Observers of the VC industry might have noticed that clean technology has been attracting ever larger amounts of financing. In the most recent quarter it received $843 MM, trailing only software and biotech. We’re quite interested in the space at OATV as well. However, primary investments in fuels and generation don’t meet our parameters for capital efficiency. As a result, we’ve been looking for what we’ve termed “second-order investments” — particularly the application of software and networking to efficiency. This is an area which hasn’t gotten much funding to date, but is just starting to get noticed by the press and a few VC’s, such as Rob Day.
One area of particular interest to us as of late has been the management of home energy use. We’ve noticed a number of technology early adopters showing an interest in reducing their energy usage or even getting off the grid. These early adopters driven by the same concerns as people who offset their carbon emissions. However, with the advent of wide spread demand response systems such as PGE’s Smart Meter, it appears that the financial incentives needed to drive wide-spread interest in home electricity management might finally be in place.

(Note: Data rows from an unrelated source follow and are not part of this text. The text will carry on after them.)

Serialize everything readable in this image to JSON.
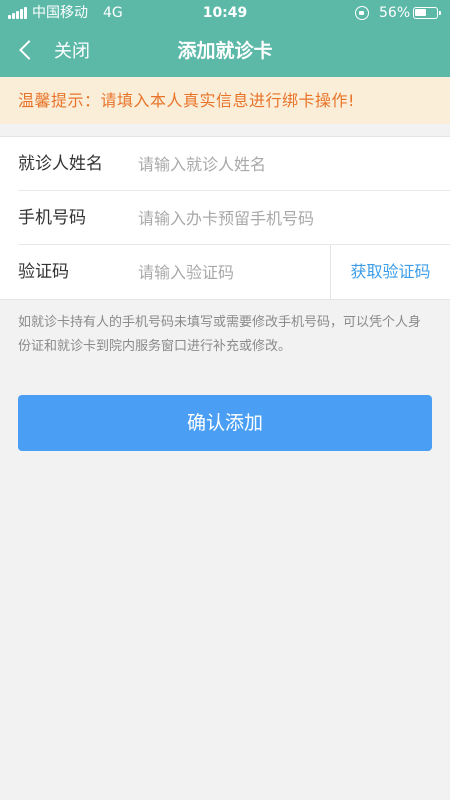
{
  "status_bar": {
    "carrier": "中国移动",
    "network": "4G",
    "time": "10:49",
    "battery": "56%"
  },
  "nav": {
    "back_label": "关闭",
    "title": "添加就诊卡"
  },
  "notice": {
    "text": "温馨提示：请填入本人真实信息进行绑卡操作!"
  },
  "form": {
    "name": {
      "label": "就诊人姓名",
      "placeholder": "请输入就诊人姓名",
      "value": ""
    },
    "phone": {
      "label": "手机号码",
      "placeholder": "请输入办卡预留手机号码",
      "value": ""
    },
    "code": {
      "label": "验证码",
      "placeholder": "请输入验证码",
      "value": "",
      "button_label": "获取验证码"
    }
  },
  "help_text": "如就诊卡持有人的手机号码未填写或需要修改手机号码，可以凭个人身份证和就诊卡到院内服务窗口进行补充或修改。",
  "confirm_label": "确认添加",
  "colors": {
    "header": "#5cb9a8",
    "notice_bg": "#fbeed8",
    "notice_text": "#e8742a",
    "link": "#3d9de8",
    "primary_button": "#4a9ff5"
  }
}
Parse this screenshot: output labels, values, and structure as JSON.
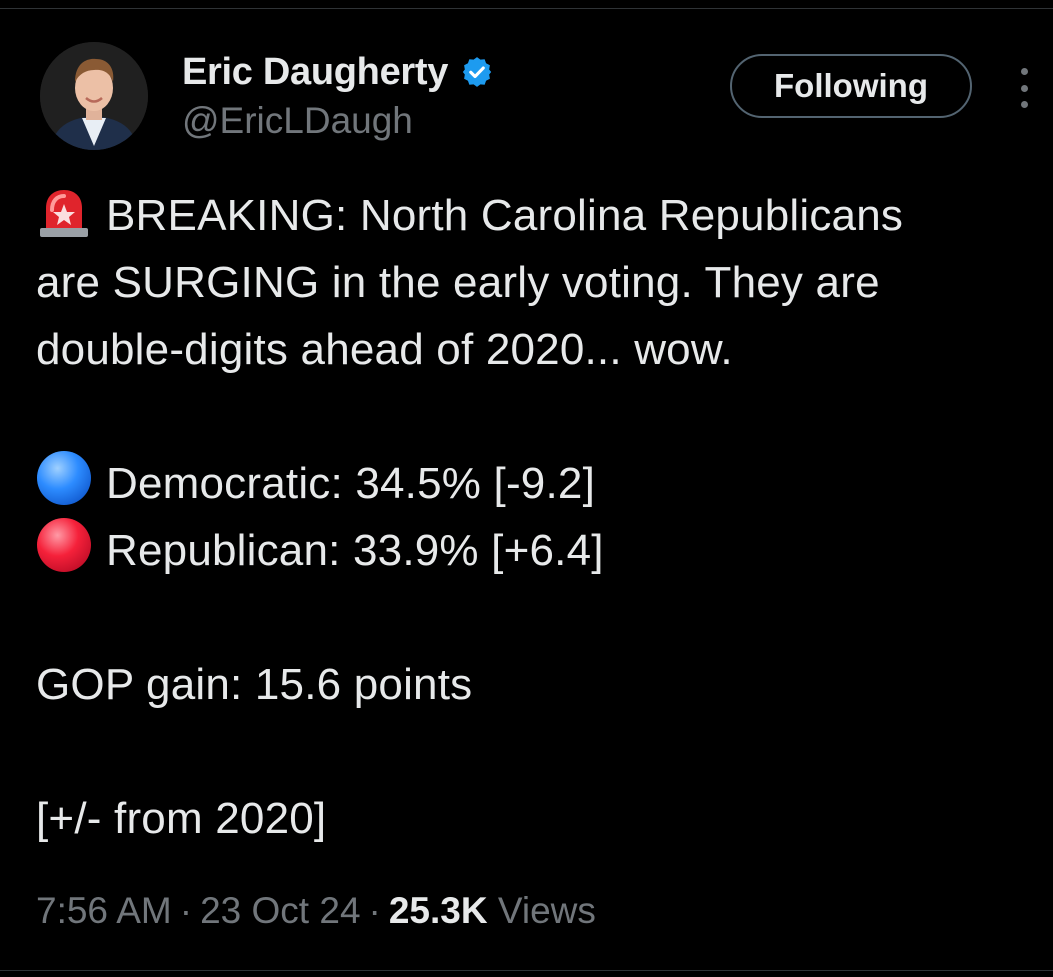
{
  "author": {
    "display_name": "Eric Daugherty",
    "handle": "@EricLDaugh",
    "verified": true,
    "verified_color": "#1d9bf0"
  },
  "actions": {
    "follow_label": "Following",
    "more_icon": "more-vertical-icon"
  },
  "tweet": {
    "line1": "BREAKING: North Carolina Republicans",
    "line2": "are SURGING in the early voting. They are",
    "line3": "double-digits ahead of 2020... wow.",
    "dem_line": "Democratic: 34.5% [-9.2]",
    "rep_line": "Republican: 33.9% [+6.4]",
    "gain_line": "GOP gain: 15.6 points",
    "note_line": "[+/- from 2020]",
    "icons": {
      "siren": "rotating-light-icon",
      "dem": "blue-circle-icon",
      "rep": "red-circle-icon"
    }
  },
  "meta": {
    "time": "7:56 AM",
    "date": "23 Oct 24",
    "views_count": "25.3K",
    "views_label": "Views",
    "separator": "·"
  },
  "colors": {
    "background": "#000000",
    "text": "#e7e9ea",
    "secondary": "#71767b",
    "accent": "#1d9bf0"
  }
}
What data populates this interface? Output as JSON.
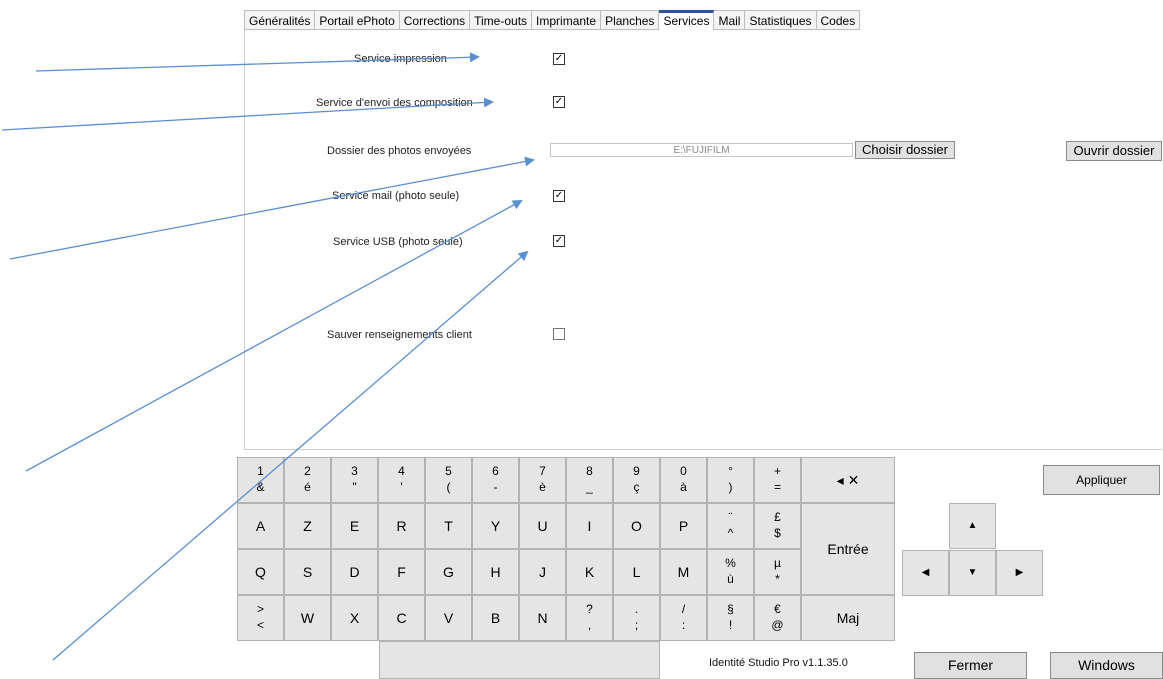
{
  "tabs": [
    {
      "label": "Généralités"
    },
    {
      "label": "Portail ePhoto"
    },
    {
      "label": "Corrections"
    },
    {
      "label": "Time-outs"
    },
    {
      "label": "Imprimante"
    },
    {
      "label": "Planches"
    },
    {
      "label": "Services"
    },
    {
      "label": "Mail"
    },
    {
      "label": "Statistiques"
    },
    {
      "label": "Codes"
    }
  ],
  "services": {
    "print_label": "Service impression",
    "compositions_label": "Service d'envoi des composition",
    "folder_label": "Dossier des photos envoyées",
    "folder_value": "E:\\FUJIFILM",
    "choose_folder": "Choisir dossier",
    "open_folder": "Ouvrir dossier",
    "mail_label": "Service mail (photo seule)",
    "usb_label": "Service USB (photo seule)",
    "save_client_label": "Sauver renseignements client",
    "check_mark": "✓"
  },
  "keyboard": {
    "row1": [
      [
        "1",
        "&"
      ],
      [
        "2",
        "é"
      ],
      [
        "3",
        "\""
      ],
      [
        "4",
        "'"
      ],
      [
        "5",
        "("
      ],
      [
        "6",
        "-"
      ],
      [
        "7",
        "è"
      ],
      [
        "8",
        "_"
      ],
      [
        "9",
        "ç"
      ],
      [
        "0",
        "à"
      ],
      [
        "°",
        ")"
      ],
      [
        "+",
        "="
      ]
    ],
    "backspace": "◂ ✕",
    "row2": [
      "A",
      "Z",
      "E",
      "R",
      "T",
      "Y",
      "U",
      "I",
      "O",
      "P"
    ],
    "row2_special": [
      [
        "¨",
        "^"
      ],
      [
        "£",
        "$"
      ]
    ],
    "enter": "Entrée",
    "row3": [
      "Q",
      "S",
      "D",
      "F",
      "G",
      "H",
      "J",
      "K",
      "L",
      "M"
    ],
    "row3_special": [
      [
        "%",
        "ù"
      ],
      [
        "µ",
        "*"
      ]
    ],
    "row4_first": [
      ">",
      "<"
    ],
    "row4": [
      "W",
      "X",
      "C",
      "V",
      "B",
      "N"
    ],
    "row4_special": [
      [
        "?",
        ","
      ],
      [
        ".",
        ";"
      ],
      [
        "/",
        ":"
      ],
      [
        "§",
        "!"
      ],
      [
        "€",
        "@"
      ]
    ],
    "shift": "Maj"
  },
  "arrows": {
    "up": "▲",
    "left": "◀",
    "down": "▼",
    "right": "▶"
  },
  "apply": "Appliquer",
  "close": "Fermer",
  "windows": "Windows",
  "version": "Identité Studio Pro  v1.1.35.0"
}
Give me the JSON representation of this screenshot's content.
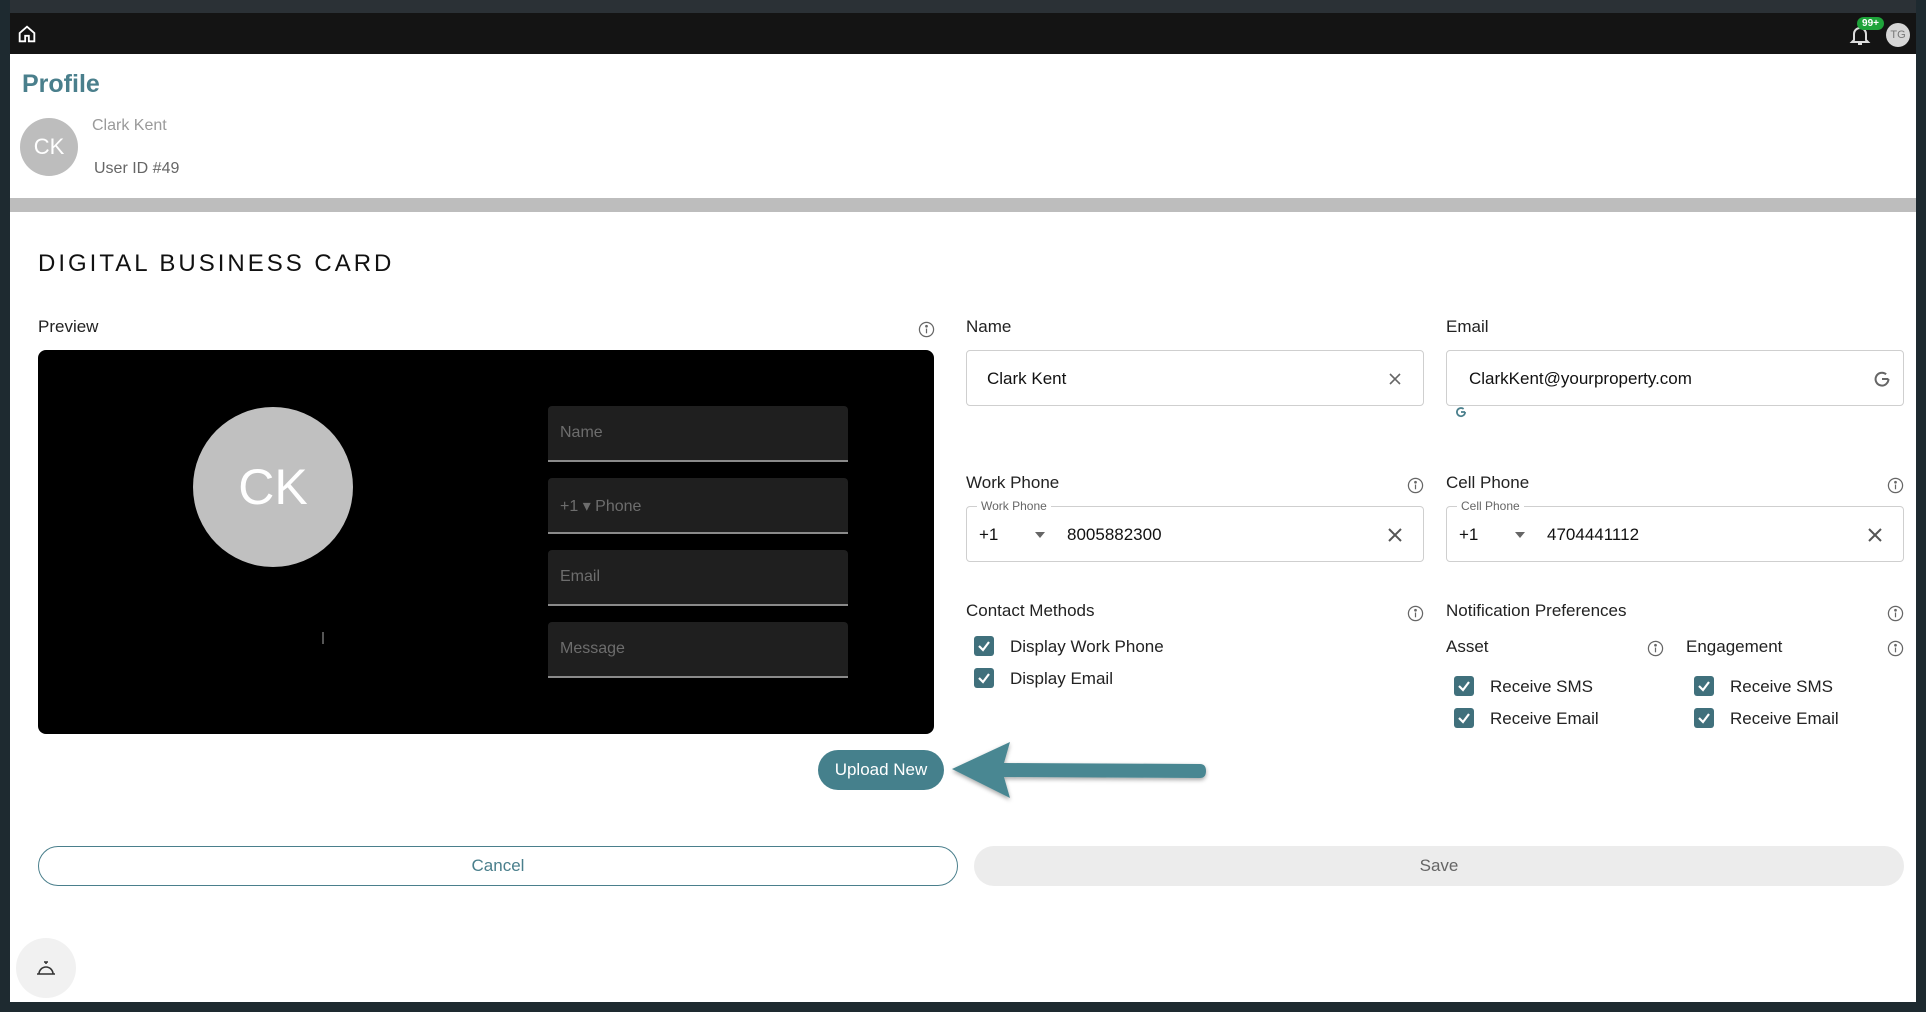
{
  "page": {
    "title": "Profile",
    "user": {
      "initials": "CK",
      "name": "Clark Kent",
      "user_id": "User ID #49"
    },
    "header": {
      "notifications_badge": "99+",
      "user_initials": "TG"
    }
  },
  "card": {
    "section_title": "DIGITAL BUSINESS CARD",
    "preview_label": "Preview",
    "preview": {
      "initials": "CK",
      "name_placeholder": "Name",
      "phone_placeholder": "+1 ▾ Phone",
      "email_placeholder": "Email",
      "message_placeholder": "Message"
    },
    "upload_label": "Upload New"
  },
  "form": {
    "name": {
      "label": "Name",
      "value": "Clark Kent"
    },
    "email": {
      "label": "Email",
      "value": "ClarkKent@yourproperty.com"
    },
    "work_phone": {
      "label": "Work Phone",
      "legend": "Work Phone",
      "code": "+1",
      "value": "8005882300"
    },
    "cell_phone": {
      "label": "Cell Phone",
      "legend": "Cell Phone",
      "code": "+1",
      "value": "4704441112"
    },
    "contact_methods": {
      "label": "Contact Methods",
      "items": [
        {
          "label": "Display Work Phone",
          "checked": true
        },
        {
          "label": "Display Email",
          "checked": true
        }
      ]
    },
    "notifications": {
      "label": "Notification Preferences",
      "asset": {
        "label": "Asset",
        "sms": "Receive SMS",
        "email": "Receive Email"
      },
      "engagement": {
        "label": "Engagement",
        "sms": "Receive SMS",
        "email": "Receive Email"
      }
    }
  },
  "actions": {
    "cancel": "Cancel",
    "save": "Save"
  },
  "colors": {
    "accent": "#45808c",
    "topbar": "#141414",
    "badge": "#1ea33a"
  }
}
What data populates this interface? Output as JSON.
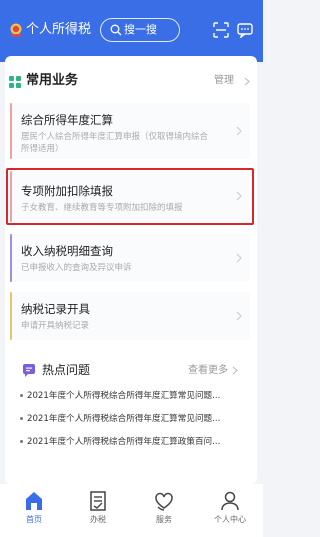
{
  "colors": {
    "brand": "#3a6ee6",
    "highlight_border": "#d8262b",
    "section_icon": "#2fb48a",
    "hot_icon": "#7b5fe0"
  },
  "header": {
    "title": "个人所得税",
    "search_placeholder": "搜一搜",
    "icons": [
      "emblem-icon",
      "search-icon",
      "scan-icon",
      "message-icon"
    ]
  },
  "section": {
    "title": "常用业务",
    "manage_label": "管理"
  },
  "items": [
    {
      "title": "综合所得年度汇算",
      "desc_line1": "居民个人综合所得年度汇算申报（仅取得境内综合",
      "desc_line2": "所得适用）",
      "accent": "#e9a3a3"
    },
    {
      "title": "专项附加扣除填报",
      "desc_line1": "子女教育、继续教育等专项附加扣除的填报",
      "accent": "#e9a3a3"
    },
    {
      "title": "收入纳税明细查询",
      "desc_line1": "已申报收入的查询及异议申诉",
      "accent": "#9f8de8"
    },
    {
      "title": "纳税记录开具",
      "desc_line1": "申请开具纳税记录",
      "accent": "#e8c66f"
    }
  ],
  "hot": {
    "title": "热点问题",
    "more_label": "查看更多",
    "questions": [
      "2021年度个人所得税综合所得年度汇算常见问题...",
      "2021年度个人所得税综合所得年度汇算常见问题...",
      "2021年度个人所得税综合所得年度汇算政策百问..."
    ]
  },
  "tabs": [
    {
      "label": "首页",
      "icon": "home-icon",
      "active": true
    },
    {
      "label": "办税",
      "icon": "tax-form-icon",
      "active": false
    },
    {
      "label": "服务",
      "icon": "service-heart-icon",
      "active": false
    },
    {
      "label": "个人中心",
      "icon": "profile-icon",
      "active": false
    }
  ]
}
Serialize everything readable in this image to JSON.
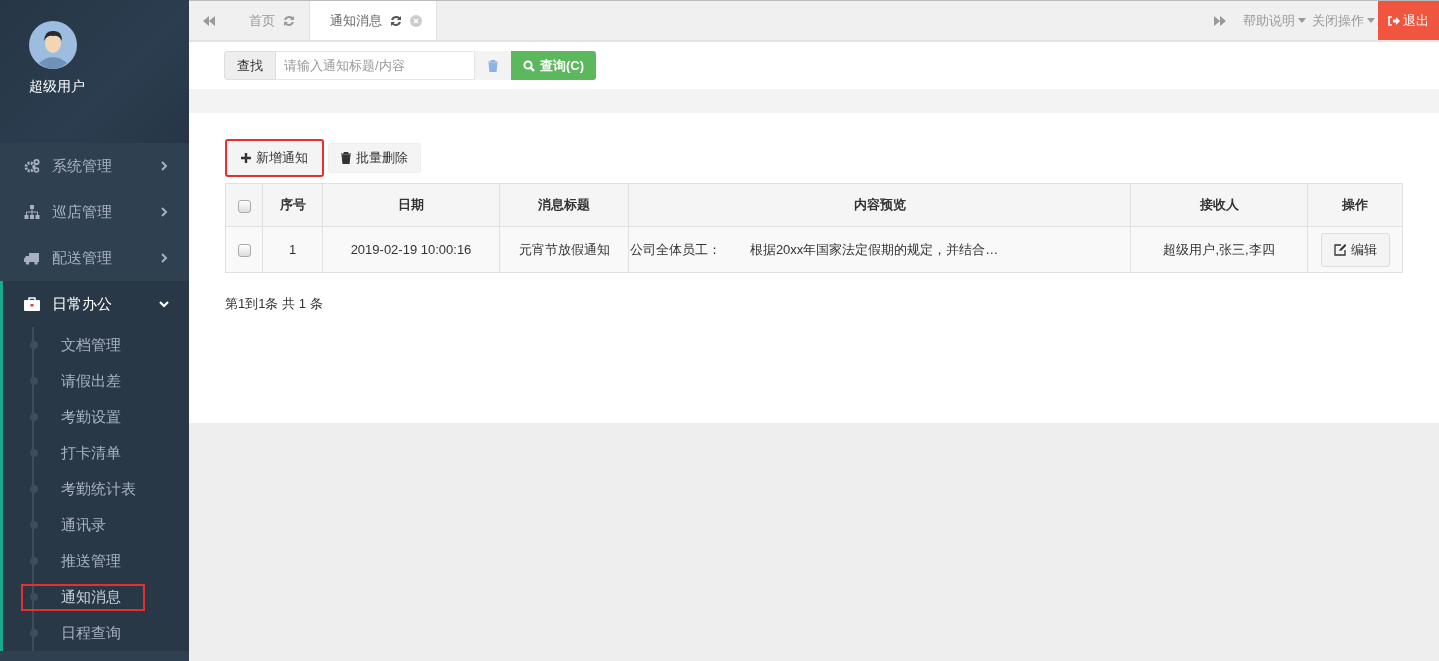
{
  "user": {
    "name": "超级用户"
  },
  "menu": [
    {
      "label": "系统管理",
      "kind": "gears",
      "expanded": false
    },
    {
      "label": "巡店管理",
      "kind": "sitemap",
      "expanded": false
    },
    {
      "label": "配送管理",
      "kind": "truck",
      "expanded": false
    },
    {
      "label": "日常办公",
      "kind": "briefcase",
      "expanded": true,
      "children": [
        {
          "label": "文档管理",
          "highlighted": false
        },
        {
          "label": "请假出差",
          "highlighted": false
        },
        {
          "label": "考勤设置",
          "highlighted": false
        },
        {
          "label": "打卡清单",
          "highlighted": false
        },
        {
          "label": "考勤统计表",
          "highlighted": false
        },
        {
          "label": "通讯录",
          "highlighted": false
        },
        {
          "label": "推送管理",
          "highlighted": false
        },
        {
          "label": "通知消息",
          "highlighted": true
        },
        {
          "label": "日程查询",
          "highlighted": false
        }
      ]
    }
  ],
  "tabs": [
    {
      "label": "首页",
      "selected": false,
      "closable": false
    },
    {
      "label": "通知消息",
      "selected": true,
      "closable": true
    }
  ],
  "header_actions": [
    {
      "label": "帮助说明"
    },
    {
      "label": "关闭操作"
    }
  ],
  "logout": "退出",
  "search": {
    "label": "查找",
    "placeholder": "请输入通知标题/内容",
    "button": "查询(C)"
  },
  "toolbar": [
    {
      "label": "新增通知",
      "kind": "add",
      "highlighted": true
    },
    {
      "label": "批量删除",
      "kind": "delete",
      "highlighted": false
    }
  ],
  "table": {
    "all_checked": false,
    "columns": [
      "序号",
      "日期",
      "消息标题",
      "内容预览",
      "接收人",
      "操作"
    ],
    "rows": [
      {
        "checked": false,
        "cells": [
          "1",
          "2019-02-19 10:00:16",
          "元宵节放假通知",
          "公司全体员工：        根据20xx年国家法定假期的规定，并结合…",
          "超级用户,张三,李四"
        ],
        "action": "编辑"
      }
    ]
  },
  "pagination": "第1到1条 共 1 条"
}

Simultaneously, it appears that the technology for enabling this might be emerging. In particular, we’re fascinated by the combination of low-cost wireless sensors and widespread home broadband.. One can easily imagine an energy saving kit comprising of sensors to monitor the power usage of all major appliances , a WiFi gateway to connect these sensors to the internet, and a web application which aggregates the information. The web application could then provide energy saving tools such as trend analysis, comparisons to aggregate usage, and what-if modeling (for a bit of news from the future, check out the UK Design Council’s work in this area).
We think that the potential for energy savings from concepts like this is tremendous. It is doubly attractive for the opportunity to create a lot of economic value while simultaneously achieving clear environmental benefits. If you’ve got an interest in this area, and particularly if you’ve got an entrepreneurial itch, we would love to hear from you.